What you should do: Below are lines of data. Give the number of them that contain the string "Task", and nothing else.

BEGIN Supplied data

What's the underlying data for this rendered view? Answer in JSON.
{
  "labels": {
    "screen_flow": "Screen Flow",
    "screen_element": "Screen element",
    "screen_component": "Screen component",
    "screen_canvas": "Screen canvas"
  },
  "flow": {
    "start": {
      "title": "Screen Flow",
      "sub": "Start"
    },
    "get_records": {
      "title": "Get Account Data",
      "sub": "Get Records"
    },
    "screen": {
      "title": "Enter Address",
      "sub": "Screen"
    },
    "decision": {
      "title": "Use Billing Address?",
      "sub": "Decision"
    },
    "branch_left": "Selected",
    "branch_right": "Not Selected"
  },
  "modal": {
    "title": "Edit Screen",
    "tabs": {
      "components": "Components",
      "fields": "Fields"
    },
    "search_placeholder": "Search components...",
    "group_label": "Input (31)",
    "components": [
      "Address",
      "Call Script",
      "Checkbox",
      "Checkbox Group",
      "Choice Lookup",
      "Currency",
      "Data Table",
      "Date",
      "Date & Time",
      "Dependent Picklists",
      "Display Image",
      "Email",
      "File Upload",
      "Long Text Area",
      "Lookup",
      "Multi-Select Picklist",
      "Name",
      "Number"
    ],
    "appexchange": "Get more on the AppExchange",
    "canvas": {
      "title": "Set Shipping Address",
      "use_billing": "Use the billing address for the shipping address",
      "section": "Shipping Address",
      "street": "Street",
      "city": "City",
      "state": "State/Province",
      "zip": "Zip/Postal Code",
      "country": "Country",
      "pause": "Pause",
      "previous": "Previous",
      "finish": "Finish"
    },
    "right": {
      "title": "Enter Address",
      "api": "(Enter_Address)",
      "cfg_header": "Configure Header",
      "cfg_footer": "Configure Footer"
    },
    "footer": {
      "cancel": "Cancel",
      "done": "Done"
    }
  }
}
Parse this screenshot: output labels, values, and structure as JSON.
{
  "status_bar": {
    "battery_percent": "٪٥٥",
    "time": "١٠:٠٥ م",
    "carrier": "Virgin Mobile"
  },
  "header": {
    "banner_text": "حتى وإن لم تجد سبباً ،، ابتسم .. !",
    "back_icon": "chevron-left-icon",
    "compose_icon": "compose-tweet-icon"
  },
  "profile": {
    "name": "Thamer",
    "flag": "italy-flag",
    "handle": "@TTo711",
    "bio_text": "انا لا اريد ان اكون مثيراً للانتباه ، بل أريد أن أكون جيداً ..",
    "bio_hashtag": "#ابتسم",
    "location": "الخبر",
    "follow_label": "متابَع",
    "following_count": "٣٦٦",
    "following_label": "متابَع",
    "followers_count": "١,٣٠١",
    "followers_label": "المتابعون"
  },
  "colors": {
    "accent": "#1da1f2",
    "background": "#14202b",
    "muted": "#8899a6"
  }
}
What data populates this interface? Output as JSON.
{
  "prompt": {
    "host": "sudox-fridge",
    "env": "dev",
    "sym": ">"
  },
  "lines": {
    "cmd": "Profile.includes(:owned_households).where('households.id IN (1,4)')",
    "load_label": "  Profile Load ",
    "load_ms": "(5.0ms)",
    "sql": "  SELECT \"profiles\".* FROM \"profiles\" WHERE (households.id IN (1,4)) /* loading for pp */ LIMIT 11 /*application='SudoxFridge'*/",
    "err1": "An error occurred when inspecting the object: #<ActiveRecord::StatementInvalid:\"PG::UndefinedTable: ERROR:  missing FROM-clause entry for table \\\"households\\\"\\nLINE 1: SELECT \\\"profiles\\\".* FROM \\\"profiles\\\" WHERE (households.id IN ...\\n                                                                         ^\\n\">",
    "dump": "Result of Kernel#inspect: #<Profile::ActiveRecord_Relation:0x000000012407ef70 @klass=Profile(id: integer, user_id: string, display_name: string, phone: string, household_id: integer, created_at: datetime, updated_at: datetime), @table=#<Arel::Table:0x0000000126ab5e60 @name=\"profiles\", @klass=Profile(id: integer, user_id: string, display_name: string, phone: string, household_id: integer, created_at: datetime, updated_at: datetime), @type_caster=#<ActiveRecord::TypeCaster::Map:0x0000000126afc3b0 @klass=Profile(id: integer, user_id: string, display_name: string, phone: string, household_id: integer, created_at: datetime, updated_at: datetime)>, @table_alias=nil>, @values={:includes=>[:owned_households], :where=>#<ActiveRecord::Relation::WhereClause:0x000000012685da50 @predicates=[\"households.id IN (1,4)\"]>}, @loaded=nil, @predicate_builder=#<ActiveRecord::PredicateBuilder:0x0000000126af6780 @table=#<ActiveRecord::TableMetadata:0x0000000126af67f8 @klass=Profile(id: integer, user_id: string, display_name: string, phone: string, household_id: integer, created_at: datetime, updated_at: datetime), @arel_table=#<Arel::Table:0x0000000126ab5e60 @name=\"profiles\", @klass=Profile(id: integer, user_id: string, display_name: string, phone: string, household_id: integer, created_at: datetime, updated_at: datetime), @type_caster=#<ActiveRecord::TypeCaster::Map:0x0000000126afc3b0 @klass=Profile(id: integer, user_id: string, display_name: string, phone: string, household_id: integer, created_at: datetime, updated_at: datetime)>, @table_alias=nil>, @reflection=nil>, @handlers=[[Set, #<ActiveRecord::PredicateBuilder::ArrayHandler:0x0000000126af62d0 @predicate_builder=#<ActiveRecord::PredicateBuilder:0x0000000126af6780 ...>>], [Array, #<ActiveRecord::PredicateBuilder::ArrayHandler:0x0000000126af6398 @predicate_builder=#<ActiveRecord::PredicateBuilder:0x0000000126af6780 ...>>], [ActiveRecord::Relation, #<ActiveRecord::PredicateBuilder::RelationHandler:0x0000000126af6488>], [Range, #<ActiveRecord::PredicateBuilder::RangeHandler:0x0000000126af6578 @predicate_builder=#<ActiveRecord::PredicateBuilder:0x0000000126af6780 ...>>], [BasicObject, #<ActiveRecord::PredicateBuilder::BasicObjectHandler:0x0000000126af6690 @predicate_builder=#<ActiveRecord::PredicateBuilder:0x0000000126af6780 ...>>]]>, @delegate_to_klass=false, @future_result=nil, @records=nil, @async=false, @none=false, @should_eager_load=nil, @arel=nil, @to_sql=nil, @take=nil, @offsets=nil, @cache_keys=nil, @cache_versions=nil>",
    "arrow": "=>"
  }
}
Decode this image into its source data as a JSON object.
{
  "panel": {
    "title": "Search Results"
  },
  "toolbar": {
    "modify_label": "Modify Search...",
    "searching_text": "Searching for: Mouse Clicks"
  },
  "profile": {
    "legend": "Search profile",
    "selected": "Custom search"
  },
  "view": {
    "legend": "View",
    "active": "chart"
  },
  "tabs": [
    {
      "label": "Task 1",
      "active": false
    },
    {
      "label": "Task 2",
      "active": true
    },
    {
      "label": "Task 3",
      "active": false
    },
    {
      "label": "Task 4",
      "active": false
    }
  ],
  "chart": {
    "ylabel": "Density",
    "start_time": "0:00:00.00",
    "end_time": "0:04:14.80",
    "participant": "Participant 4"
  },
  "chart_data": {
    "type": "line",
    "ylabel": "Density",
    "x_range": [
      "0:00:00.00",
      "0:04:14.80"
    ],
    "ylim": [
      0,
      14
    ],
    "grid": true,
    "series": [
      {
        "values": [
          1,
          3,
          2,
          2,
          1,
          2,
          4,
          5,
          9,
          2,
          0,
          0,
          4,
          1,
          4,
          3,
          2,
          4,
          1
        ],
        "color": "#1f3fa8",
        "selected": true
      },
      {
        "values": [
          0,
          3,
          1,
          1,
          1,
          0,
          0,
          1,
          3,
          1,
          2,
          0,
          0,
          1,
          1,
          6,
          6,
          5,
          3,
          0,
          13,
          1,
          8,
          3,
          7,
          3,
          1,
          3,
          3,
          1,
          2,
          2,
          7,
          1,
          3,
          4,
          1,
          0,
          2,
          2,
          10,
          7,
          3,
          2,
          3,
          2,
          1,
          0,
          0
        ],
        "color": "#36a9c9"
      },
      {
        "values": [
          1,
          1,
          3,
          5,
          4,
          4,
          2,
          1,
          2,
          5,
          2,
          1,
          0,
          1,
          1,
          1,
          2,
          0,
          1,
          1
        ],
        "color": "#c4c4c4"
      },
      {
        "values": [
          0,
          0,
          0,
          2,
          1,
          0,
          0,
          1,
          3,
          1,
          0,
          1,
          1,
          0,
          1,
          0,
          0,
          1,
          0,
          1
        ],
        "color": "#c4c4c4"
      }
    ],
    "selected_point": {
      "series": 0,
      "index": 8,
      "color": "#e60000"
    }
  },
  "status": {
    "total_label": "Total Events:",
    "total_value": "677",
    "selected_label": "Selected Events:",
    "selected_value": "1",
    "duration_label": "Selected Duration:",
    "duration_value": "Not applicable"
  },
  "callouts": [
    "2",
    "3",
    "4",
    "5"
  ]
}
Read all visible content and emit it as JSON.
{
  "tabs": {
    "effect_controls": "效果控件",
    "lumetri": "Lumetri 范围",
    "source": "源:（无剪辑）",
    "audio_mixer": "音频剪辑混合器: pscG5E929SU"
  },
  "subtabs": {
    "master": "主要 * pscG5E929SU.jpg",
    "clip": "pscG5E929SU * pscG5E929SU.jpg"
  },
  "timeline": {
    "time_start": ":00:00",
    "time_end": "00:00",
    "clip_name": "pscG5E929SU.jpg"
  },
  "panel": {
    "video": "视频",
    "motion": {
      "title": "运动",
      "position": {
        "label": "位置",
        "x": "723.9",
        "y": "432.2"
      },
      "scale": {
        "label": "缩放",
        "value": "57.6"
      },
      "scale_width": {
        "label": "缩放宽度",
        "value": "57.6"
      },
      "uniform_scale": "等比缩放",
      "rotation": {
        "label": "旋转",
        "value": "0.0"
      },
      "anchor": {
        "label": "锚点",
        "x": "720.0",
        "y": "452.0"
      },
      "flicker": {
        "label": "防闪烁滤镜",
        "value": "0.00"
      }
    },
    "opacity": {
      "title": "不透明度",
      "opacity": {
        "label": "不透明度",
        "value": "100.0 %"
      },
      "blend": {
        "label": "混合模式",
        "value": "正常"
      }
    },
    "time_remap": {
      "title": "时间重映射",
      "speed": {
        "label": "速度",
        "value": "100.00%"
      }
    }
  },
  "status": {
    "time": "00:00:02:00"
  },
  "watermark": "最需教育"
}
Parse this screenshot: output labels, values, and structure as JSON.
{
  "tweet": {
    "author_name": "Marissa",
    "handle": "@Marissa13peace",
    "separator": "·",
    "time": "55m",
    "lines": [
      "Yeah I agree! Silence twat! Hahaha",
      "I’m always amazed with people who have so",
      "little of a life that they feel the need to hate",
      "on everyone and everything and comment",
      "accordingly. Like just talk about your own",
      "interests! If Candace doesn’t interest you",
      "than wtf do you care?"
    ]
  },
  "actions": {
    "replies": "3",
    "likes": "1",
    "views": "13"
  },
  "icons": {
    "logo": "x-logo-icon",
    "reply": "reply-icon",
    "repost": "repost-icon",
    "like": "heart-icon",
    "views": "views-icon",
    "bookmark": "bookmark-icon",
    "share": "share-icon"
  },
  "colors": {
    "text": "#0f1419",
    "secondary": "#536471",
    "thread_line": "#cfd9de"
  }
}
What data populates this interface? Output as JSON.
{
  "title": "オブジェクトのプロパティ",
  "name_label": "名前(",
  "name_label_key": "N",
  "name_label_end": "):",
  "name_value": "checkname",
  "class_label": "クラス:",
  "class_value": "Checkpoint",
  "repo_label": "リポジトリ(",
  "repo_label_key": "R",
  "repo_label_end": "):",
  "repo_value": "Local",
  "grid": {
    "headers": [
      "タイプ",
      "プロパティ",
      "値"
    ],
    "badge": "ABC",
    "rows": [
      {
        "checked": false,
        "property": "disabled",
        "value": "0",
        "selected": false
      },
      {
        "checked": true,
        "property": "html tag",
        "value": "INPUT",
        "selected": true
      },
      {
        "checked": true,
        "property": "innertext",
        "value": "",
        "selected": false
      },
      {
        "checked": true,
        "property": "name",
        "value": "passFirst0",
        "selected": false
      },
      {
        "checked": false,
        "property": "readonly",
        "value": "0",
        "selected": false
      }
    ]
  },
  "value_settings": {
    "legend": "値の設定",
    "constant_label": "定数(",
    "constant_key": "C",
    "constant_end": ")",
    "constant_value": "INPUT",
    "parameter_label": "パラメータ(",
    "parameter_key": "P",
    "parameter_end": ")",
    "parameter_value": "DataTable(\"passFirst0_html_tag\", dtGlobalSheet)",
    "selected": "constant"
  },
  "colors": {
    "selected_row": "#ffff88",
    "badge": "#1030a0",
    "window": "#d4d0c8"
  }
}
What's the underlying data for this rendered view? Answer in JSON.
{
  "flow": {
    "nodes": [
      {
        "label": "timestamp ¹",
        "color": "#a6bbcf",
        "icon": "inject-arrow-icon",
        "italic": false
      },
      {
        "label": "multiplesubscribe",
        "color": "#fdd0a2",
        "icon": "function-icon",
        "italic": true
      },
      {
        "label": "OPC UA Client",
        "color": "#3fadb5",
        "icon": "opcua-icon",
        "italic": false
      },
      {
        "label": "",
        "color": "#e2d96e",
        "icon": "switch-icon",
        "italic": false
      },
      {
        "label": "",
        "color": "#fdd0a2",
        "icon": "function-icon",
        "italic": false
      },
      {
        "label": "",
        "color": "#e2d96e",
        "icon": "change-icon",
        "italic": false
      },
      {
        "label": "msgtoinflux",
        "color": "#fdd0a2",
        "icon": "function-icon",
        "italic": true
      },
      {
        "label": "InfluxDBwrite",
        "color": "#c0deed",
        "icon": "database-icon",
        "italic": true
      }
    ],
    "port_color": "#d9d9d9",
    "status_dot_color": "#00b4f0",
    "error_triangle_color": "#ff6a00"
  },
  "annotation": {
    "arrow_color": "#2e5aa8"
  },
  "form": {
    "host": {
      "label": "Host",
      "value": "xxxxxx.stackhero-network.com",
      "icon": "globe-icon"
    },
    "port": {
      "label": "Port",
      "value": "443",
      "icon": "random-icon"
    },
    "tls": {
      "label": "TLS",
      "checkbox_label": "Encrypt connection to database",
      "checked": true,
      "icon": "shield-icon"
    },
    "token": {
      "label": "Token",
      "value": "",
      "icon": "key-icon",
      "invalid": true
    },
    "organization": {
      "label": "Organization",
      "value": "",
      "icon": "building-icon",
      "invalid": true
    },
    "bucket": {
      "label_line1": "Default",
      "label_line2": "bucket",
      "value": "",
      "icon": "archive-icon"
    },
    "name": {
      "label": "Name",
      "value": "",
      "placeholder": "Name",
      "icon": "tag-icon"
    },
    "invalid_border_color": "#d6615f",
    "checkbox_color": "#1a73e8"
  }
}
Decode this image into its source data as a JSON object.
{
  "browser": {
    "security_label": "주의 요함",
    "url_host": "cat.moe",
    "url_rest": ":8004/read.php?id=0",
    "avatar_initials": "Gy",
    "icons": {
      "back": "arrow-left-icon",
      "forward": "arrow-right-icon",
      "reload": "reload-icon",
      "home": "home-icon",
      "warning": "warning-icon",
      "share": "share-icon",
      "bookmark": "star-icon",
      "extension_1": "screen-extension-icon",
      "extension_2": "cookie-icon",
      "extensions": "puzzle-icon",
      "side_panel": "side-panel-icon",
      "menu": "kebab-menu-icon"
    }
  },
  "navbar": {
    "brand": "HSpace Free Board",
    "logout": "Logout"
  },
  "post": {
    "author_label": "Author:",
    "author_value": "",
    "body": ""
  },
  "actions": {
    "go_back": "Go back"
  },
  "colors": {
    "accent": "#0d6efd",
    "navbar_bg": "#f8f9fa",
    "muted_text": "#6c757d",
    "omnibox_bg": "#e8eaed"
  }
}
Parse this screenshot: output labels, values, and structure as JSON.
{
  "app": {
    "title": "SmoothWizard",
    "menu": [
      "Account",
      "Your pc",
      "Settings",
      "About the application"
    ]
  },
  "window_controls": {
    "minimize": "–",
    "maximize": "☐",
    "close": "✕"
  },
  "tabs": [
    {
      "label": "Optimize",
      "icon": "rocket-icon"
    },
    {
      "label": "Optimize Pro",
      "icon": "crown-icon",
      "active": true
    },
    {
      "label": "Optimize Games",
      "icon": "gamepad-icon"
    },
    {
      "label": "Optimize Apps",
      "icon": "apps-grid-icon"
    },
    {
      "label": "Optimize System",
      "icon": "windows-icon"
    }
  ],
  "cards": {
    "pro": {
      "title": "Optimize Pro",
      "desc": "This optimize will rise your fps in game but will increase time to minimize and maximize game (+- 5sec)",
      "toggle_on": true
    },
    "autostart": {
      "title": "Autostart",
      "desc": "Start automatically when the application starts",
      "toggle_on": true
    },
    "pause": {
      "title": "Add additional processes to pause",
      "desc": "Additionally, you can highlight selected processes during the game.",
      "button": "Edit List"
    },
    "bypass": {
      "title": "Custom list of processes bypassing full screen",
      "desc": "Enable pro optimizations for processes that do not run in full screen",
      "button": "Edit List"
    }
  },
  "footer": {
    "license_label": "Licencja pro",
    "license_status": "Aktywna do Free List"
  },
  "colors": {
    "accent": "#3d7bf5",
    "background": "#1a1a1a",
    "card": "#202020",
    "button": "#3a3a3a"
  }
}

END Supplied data

Answer to the problem: 4